The Ministry of Housing, Communities & Local Government has recently been engaging with PropTech companies building valuable products and services on top of public data. These companies are creating more transparency and efficiency across many aspects of the housing market, from helping SME builders identify small sites to helping landowners to better understand the development potential of their land.
Meanwhile, geospatial data analytics allows local authorities to optimise day-to-day services such as rubbish collection routes.
It’s predicted that, by the end of 2019, 40 percent of local and regional governments will be using the Internet of Things (IoT) to turn infrastructure like roads, streetlights and traffic signals into assets. IoT and 'smart cities' produce data that can be used to improve spending on public infrastructure, allowing national and regional governments to come up with creative solutions that give citizens more bang for their tax-paying buck.
Data for better public services
Combining open data with advances in digital technology can be a powerful thing.
From making it easier for businesses and individuals to manage their tax information, to improving our healthcare by helping to improve medical diagnoses, the UK government has been an early leader in the open data movement.
The UK Government has made over 300,000 non-personal data sets available, in machine-readable formats and for no cost, allowing private companies and government departments to develop apps and services that can improve the lives of British citizens.

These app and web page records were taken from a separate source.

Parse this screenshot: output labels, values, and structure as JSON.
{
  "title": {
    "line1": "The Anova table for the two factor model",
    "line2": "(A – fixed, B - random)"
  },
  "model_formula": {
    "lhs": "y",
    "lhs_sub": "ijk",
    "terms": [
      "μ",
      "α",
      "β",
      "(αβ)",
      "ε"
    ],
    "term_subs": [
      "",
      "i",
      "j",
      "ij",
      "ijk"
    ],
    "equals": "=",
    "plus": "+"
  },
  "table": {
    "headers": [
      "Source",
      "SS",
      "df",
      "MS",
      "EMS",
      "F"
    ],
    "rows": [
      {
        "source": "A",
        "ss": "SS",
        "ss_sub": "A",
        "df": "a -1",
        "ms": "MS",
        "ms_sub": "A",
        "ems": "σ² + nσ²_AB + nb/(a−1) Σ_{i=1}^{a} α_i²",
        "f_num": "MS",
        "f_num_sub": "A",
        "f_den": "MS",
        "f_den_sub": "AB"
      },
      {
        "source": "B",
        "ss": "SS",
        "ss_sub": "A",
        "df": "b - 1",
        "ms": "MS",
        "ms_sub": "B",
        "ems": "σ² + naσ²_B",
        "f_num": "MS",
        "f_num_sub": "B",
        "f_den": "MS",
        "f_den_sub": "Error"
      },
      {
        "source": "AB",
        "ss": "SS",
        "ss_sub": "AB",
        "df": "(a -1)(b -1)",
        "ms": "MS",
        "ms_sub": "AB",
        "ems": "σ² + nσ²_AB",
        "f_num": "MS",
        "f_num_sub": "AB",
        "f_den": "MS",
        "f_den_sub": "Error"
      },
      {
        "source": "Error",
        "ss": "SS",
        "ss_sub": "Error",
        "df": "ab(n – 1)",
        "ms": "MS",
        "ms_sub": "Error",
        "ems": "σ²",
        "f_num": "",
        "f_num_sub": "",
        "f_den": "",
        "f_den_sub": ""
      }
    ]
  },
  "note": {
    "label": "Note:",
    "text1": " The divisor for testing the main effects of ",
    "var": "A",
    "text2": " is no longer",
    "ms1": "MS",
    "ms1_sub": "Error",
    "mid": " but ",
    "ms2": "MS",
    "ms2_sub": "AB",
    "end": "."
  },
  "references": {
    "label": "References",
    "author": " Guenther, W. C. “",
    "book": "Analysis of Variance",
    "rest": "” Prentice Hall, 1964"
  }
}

Data can be used in many areas to help officials make better decisions. For example, when planning new services, teams can combine demographic data about service users and their needs on a map with data from internal systems to identify trends and patterns.
As well as improving public services, data can also be used to protect citizens. Earlier this year, MI5 announced plans to share more data with local public sector agencies, including the NHS and social services, in a bid to combat terrorism.
But as with all data use, transparency is the key; giving the public and businesses the ability to request access to the information that the government is storing on them at any time.
At Velocitii, we’re excited to see how government and local authorities will evolve their use of data to not only provide better services to citizens, but to drive positive change and encourage trust. Velocitii is also starting to work with local authorities on how best to securely store and protect their data through our Velocitii Cyber team.
Share your examples of how the public sector is using data to bring about positive change with us by using the Twitter hashtag #dataforpositivechange.
Here are some great links if you’re interested in reading more about government use of data: